Bobcat

This adorable female bobcat (Lynx rufus), who was born in May 2017, was given to the Foundation as a gift to join our native species education program.

The bobcat is a muscular cat, with its hind legs longer than its front legs giving it a bobbing gait. The bobcat’s coat varies in color but is generally tan to grayish-brown, with black streaks on the body and dark bars on the forelegs and tail. The bobcat’s ears are black-tipped and pointed with short, black tufts. The spotted pattern acts as camouflage for the bobcat. Melanistic bobcats have been sighted in Florida with black coat color but they still exhibit a spot pattern. The bobcat’s face appears wide due to ruffs of extended hair beneath its ears. The bobcat is commonly mistaken for a lynx but unlike the lynx, the last two inches of the bobcat’s tail are white. Bobcats have sharp hearing and vision, as well as a good sense of smell. They are also excellent climbers and generally good swimmers although they normally avoid water.

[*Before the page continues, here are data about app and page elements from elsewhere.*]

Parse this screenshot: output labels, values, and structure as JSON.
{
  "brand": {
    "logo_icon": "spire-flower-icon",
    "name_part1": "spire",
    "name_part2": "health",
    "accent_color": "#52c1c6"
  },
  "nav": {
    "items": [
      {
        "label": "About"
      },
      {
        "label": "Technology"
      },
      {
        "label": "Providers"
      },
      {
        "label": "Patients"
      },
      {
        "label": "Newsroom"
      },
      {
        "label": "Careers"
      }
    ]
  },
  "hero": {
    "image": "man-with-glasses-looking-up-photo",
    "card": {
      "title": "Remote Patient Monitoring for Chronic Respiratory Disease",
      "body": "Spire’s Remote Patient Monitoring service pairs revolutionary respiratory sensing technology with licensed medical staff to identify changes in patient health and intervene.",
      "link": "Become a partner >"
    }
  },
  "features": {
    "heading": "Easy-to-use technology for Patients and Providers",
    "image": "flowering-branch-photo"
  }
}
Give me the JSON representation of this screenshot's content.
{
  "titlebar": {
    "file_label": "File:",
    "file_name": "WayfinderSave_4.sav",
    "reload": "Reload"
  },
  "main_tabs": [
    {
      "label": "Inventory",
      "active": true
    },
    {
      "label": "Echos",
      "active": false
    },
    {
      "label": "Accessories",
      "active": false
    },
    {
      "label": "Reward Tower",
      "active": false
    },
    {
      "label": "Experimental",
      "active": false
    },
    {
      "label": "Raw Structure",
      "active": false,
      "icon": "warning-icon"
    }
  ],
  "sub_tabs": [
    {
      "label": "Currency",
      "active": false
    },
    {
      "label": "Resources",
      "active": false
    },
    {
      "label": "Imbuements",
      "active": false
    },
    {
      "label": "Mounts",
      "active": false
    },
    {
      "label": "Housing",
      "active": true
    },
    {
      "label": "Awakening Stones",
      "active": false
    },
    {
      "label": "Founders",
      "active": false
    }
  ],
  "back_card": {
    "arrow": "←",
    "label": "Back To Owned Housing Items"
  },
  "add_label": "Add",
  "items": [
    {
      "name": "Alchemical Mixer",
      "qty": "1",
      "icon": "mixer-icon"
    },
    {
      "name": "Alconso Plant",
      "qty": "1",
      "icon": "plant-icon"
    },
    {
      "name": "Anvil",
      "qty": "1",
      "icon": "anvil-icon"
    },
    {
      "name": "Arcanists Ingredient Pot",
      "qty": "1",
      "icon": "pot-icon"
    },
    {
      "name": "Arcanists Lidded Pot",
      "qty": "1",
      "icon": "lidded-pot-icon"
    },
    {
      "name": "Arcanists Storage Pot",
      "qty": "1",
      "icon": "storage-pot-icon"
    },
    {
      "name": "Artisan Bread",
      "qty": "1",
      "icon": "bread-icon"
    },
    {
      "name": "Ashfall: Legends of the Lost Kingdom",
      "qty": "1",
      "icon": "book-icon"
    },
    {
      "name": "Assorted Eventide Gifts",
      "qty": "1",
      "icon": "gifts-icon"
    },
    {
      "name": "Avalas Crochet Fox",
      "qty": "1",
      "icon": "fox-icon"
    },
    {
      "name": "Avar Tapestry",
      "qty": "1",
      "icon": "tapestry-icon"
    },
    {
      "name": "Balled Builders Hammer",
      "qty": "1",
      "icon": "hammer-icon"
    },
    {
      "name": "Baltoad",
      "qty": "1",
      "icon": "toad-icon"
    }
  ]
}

Bobcats are crepuscular; they keep on the move from three hours before sunset until midnight and then again from dawn until three hours after sunrise. Bobcats are confined to well-defined territories that they mark by scenting and clawing prominent trees in the area. In its territory, the bobcat has numerous shelters in hollow logs, brush piles, and under rock ledges. Like many cats, the bobcat is a solitary animal but its ranges often overlap with the males being more tolerant of overlap than the females.

The bobcat is an opportunistic predator and its diet consists of rodents, birds, fish, insects, fishers, foxes, minks, and skunks. The bobcat generally hunts by stalking its prey and then ambushing with a short chase or pounce but the bobcat is able to adjust its hunting technique accordingly in order to catch its prey. The bobcat is able to survive for long periods of time without food but it eats heavily when prey is abundant.

Bobcats generally mate during February and March with the dominant male traveling with a female. Males will generally mate with several females and the females mate with other males. The gestation period lasts 60 to 70 days and the kittens are generally born in April and May. The female gives birth to between one and six kittens and she raises her young on her own. The young kittens open their eyes by the ninth or tenth day and they start exploring their surroundings at four weeks of age. The kittens will begin traveling with their mother when they reach three to five months of age and before they are a year old they leave their mother.

The bobcat is found in North America ranging from southern Canada to central Mexico. The bobcat is an adaptable animal, generally preferring woodlands, but it does not depend on deep forests. The bobcat habitat ranges from the humid swamps of Florida to the deserts of Texas or rugged mountain areas. Predators of adult bobcats include humans, cougars, and gray wolves. Bobcat kittens are preyed upon by owls, eagles, foxes, coyotes, bears, and other adult male bobcats. The bobcat is not considered a threatened species but hunting and trading is closely monitored.

Bobcat Trivia: Bobcats can run up to 30 miles per hour.

Bobcat Facts:

Body Size 18 – 50 inches long, tail is 3 – 8 inches long
Body Weight 14 – 40 lbs
Gestation Period 860 – 70 days
Number of Offspring 1 – 6 kittens
Lifespan 7 – 10 years in the wild, up to 25 years in captivity
Protection Status Least Concern